That moment, a thought comforted me: if the good within me now came from Maria, if she was becoming the very imperfect Juca that I had been, if I was but a projection of her, as she was now but a projection of me, if we had swapped places through a foolish deception in love; but at least I might become very nasty, very nasty indeed yet again in order to match her. That was the reason for my merciless fight with Violet and the spree I went on that night – to the point that I fell unconscious, had bouts of dizziness, needed a doctor, caused a scandal and a heartfelt cry from my mother along with my sister.
Well, I had to visit Maria – this was very clear: we were “grown-ups” now. When I found out that she’d be going to a banquet, I thought to myself: “great, I’ll be there today right after dinner, I won’t find her and I’ll leave the card…” But I was too early.
I arrived at her parents’ house at about 9 o’clock, and found myself involved in all those trimmings typical of wealthy people, such as servants carrying cards atop a silver tray etc. Everyone was still eating. They showed me into a small sitting room to the left, fashioned in the style of Louis XV, but a rather shoddy one, entirely decorated in gold and opening on to the central hall. I was then told to do the favour of waiting, for they were on their way.
As I sat examining the pink engraving, all of a sudden, I sensed that there was someone else in the room, and so I turned. Maria was standing in the doorway, looking at me, smiling, dressed entirely in black. Look: I know people exaggerate when they are in love; that is much obvious. But if God’s will was ever on my side, then it was to see Maria like that, all dressed in black, a fantastically all woman. My entire body broke into an enormous sob and again I was dumbfounded.
“At least, say good evening, Juca….”

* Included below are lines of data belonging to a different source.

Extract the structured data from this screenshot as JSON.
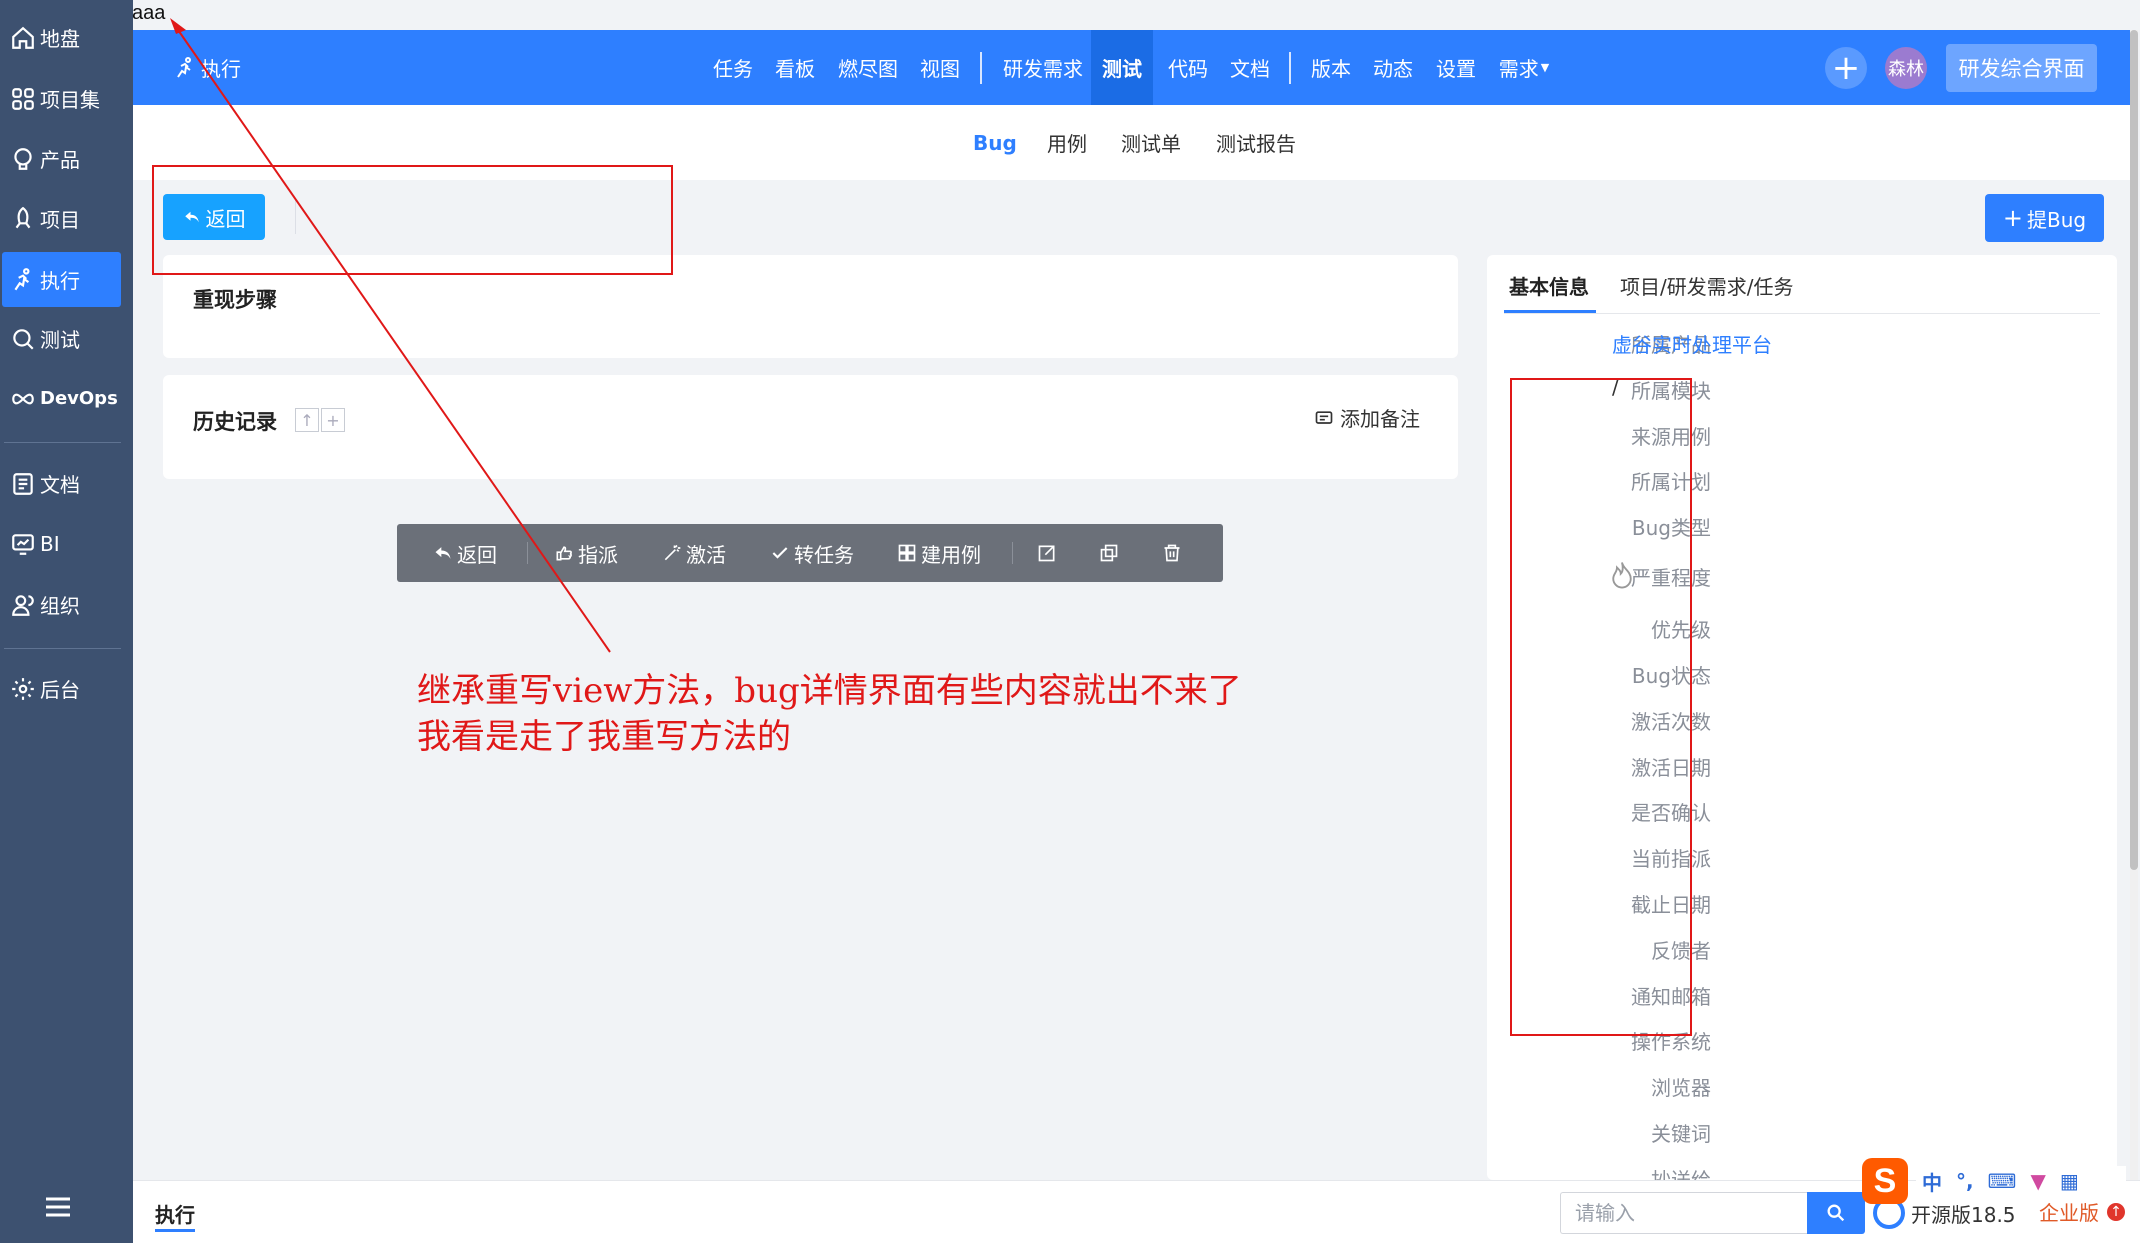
{
  "top_note": "aaa",
  "sidebar": {
    "items": [
      {
        "label": "地盘",
        "icon": "home-icon"
      },
      {
        "label": "项目集",
        "icon": "grid-icon"
      },
      {
        "label": "产品",
        "icon": "lightbulb-icon"
      },
      {
        "label": "项目",
        "icon": "rocket-icon"
      },
      {
        "label": "执行",
        "icon": "run-icon",
        "active": true
      },
      {
        "label": "测试",
        "icon": "magnifier-icon"
      },
      {
        "label": "DevOps",
        "icon": "infinity-icon"
      },
      {
        "label": "文档",
        "icon": "document-icon"
      },
      {
        "label": "BI",
        "icon": "chart-icon"
      },
      {
        "label": "组织",
        "icon": "people-icon"
      },
      {
        "label": "后台",
        "icon": "gear-icon"
      }
    ]
  },
  "header": {
    "module": "执行",
    "nav": [
      "任务",
      "看板",
      "燃尽图",
      "视图",
      "研发需求",
      "测试",
      "代码",
      "文档",
      "版本",
      "动态",
      "设置",
      "需求"
    ],
    "active_nav": "测试",
    "avatar": "森林",
    "workspace_button": "研发综合界面",
    "colors": {
      "header": "#2e7fff",
      "active": "#1b6ce5"
    }
  },
  "subnav": {
    "items": [
      "Bug",
      "用例",
      "测试单",
      "测试报告"
    ],
    "active": "Bug"
  },
  "toolbar": {
    "back": "返回",
    "report_bug": "提Bug"
  },
  "steps_panel": {
    "title": "重现步骤"
  },
  "history_panel": {
    "title": "历史记录",
    "add_note": "添加备注"
  },
  "action_bar": {
    "items": [
      {
        "label": "返回",
        "icon": "back-icon"
      },
      {
        "label": "指派",
        "icon": "hand-icon"
      },
      {
        "label": "激活",
        "icon": "magic-icon"
      },
      {
        "label": "转任务",
        "icon": "check-icon"
      },
      {
        "label": "建用例",
        "icon": "sitemap-icon"
      }
    ],
    "icon_buttons": [
      "edit-icon",
      "copy-icon",
      "trash-icon"
    ]
  },
  "info_panel": {
    "tabs": [
      "基本信息",
      "项目/研发需求/任务"
    ],
    "rows": [
      {
        "label": "所属产品",
        "value": "虚谷实时处理平台"
      },
      {
        "label": "所属模块",
        "value": "/"
      },
      {
        "label": "来源用例",
        "value": ""
      },
      {
        "label": "所属计划",
        "value": ""
      },
      {
        "label": "Bug类型",
        "value": ""
      },
      {
        "label": "严重程度",
        "value": ""
      },
      {
        "label": "优先级",
        "value": ""
      },
      {
        "label": "Bug状态",
        "value": ""
      },
      {
        "label": "激活次数",
        "value": ""
      },
      {
        "label": "激活日期",
        "value": ""
      },
      {
        "label": "是否确认",
        "value": ""
      },
      {
        "label": "当前指派",
        "value": ""
      },
      {
        "label": "截止日期",
        "value": ""
      },
      {
        "label": "反馈者",
        "value": ""
      },
      {
        "label": "通知邮箱",
        "value": ""
      },
      {
        "label": "操作系统",
        "value": ""
      },
      {
        "label": "浏览器",
        "value": ""
      },
      {
        "label": "关键词",
        "value": ""
      },
      {
        "label": "抄送给",
        "value": ""
      }
    ]
  },
  "bottom_bar": {
    "title": "执行",
    "search_placeholder": "请输入",
    "version": "开源版18.5",
    "edition": "企业版"
  },
  "ime": {
    "logo": "S",
    "mode": "中"
  },
  "annotation": {
    "lines": [
      "继承重写view方法，bug详情界面有些内容就出不来了",
      "我看是走了我重写方法的"
    ],
    "color": "#e01818"
  }
}
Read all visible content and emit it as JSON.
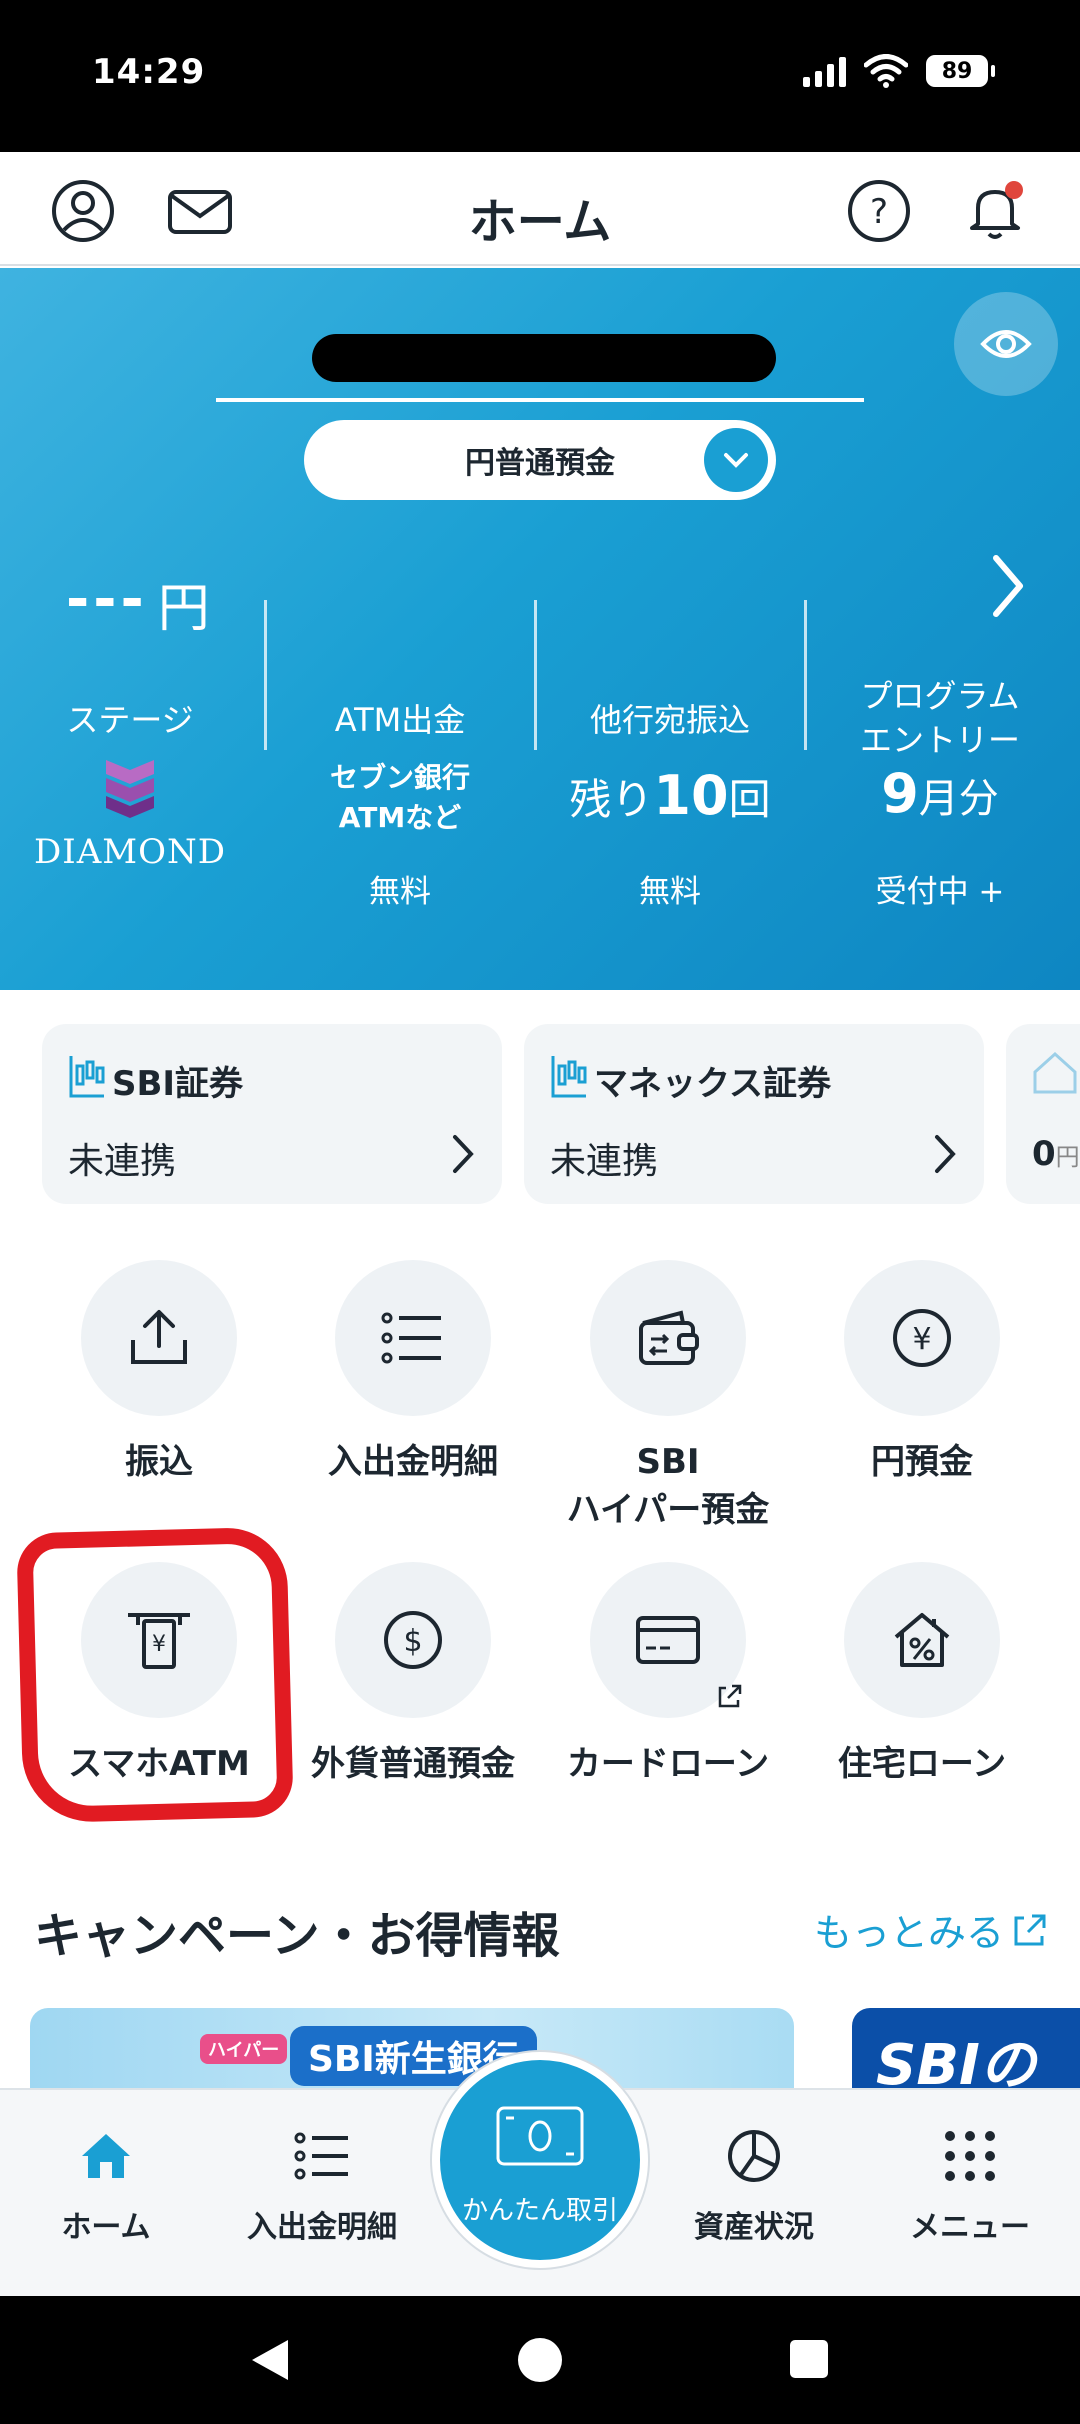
{
  "status_bar": {
    "time": "14:29",
    "battery": "89"
  },
  "header": {
    "title": "ホーム"
  },
  "hero": {
    "account_select": "円普通預金",
    "balance_value": "---",
    "balance_unit": "円",
    "stage": {
      "label": "ステージ",
      "rank": "DIAMOND"
    },
    "atm": {
      "label": "ATM出金",
      "detail_line1": "セブン銀行",
      "detail_line2": "ATMなど",
      "foot": "無料"
    },
    "transfer": {
      "label": "他行宛振込",
      "prefix": "残り",
      "count": "10",
      "suffix": "回",
      "foot": "無料"
    },
    "program": {
      "label_line1": "プログラム",
      "label_line2": "エントリー",
      "month": "9",
      "month_suffix": "月分",
      "foot": "受付中 +"
    }
  },
  "linkages": [
    {
      "name": "SBI証券",
      "state": "未連携"
    },
    {
      "name": "マネックス証券",
      "state": "未連携"
    },
    {
      "partial_value": "0",
      "partial_unit": "円"
    }
  ],
  "menu": [
    {
      "label": "振込",
      "icon": "upload-tray-icon"
    },
    {
      "label": "入出金明細",
      "icon": "list-icon"
    },
    {
      "label": "SBI\nハイパー預金",
      "icon": "wallet-transfer-icon"
    },
    {
      "label": "円預金",
      "icon": "yen-coin-icon"
    },
    {
      "label": "スマホATM",
      "icon": "atm-yen-icon"
    },
    {
      "label": "外貨普通預金",
      "icon": "dollar-coin-icon"
    },
    {
      "label": "カードローン",
      "icon": "card-icon"
    },
    {
      "label": "住宅ローン",
      "icon": "house-percent-icon"
    }
  ],
  "campaign": {
    "title": "キャンペーン・お得情報",
    "more": "もっとみる",
    "banner1_tag": "ハイパー",
    "banner1_text": "SBI新生銀行",
    "banner2_text": "SBIの"
  },
  "bottom_nav": {
    "home": "ホーム",
    "history": "入出金明細",
    "quick": "かんたん取引",
    "assets": "資産状況",
    "menu": "メニュー"
  },
  "colors": {
    "accent": "#1a9fd3",
    "text": "#1d2730",
    "highlight_ring": "#e11b22",
    "notification_dot": "#e0463c"
  }
}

“Good evening , Maria, I’m off…,however.” I wanted to escape, I wanted to stay and I wanted her to stay too, but, yes, without touching each other. I know, I swear that I know that she was ready to give in to me, promising me everything, giving me everything I wanted, in that free way she let me look at her, with a faint smile, her hands together resting in her lap, all dressed in black. At one point, just for a second, I thought about ravishing her for an hour or so in a hotel room; it was a horrible image. But there was no doubt: Maria evoked within me an instinct of perfection. Eventually, I managed to stammer out an indifferent “Good night”, as the sound of huddled voices from the arriving guests streamed in from the hall.
It was this one, the first of four eternal loves that have turned my life into a severe inner compression. I am a false loner. Four loves accompany me, care for me, come and talk to me. I never saw Maria again. Eventually divorced, she stayed somewhere in Europe and now they say she is living with an Austrian interested in international fairs – an ordinary adventurer. But within me, Maria… well, I guess I’ll end up speaking in clichés.
(Rio, 1939 – S. Paulo, 17-11-43)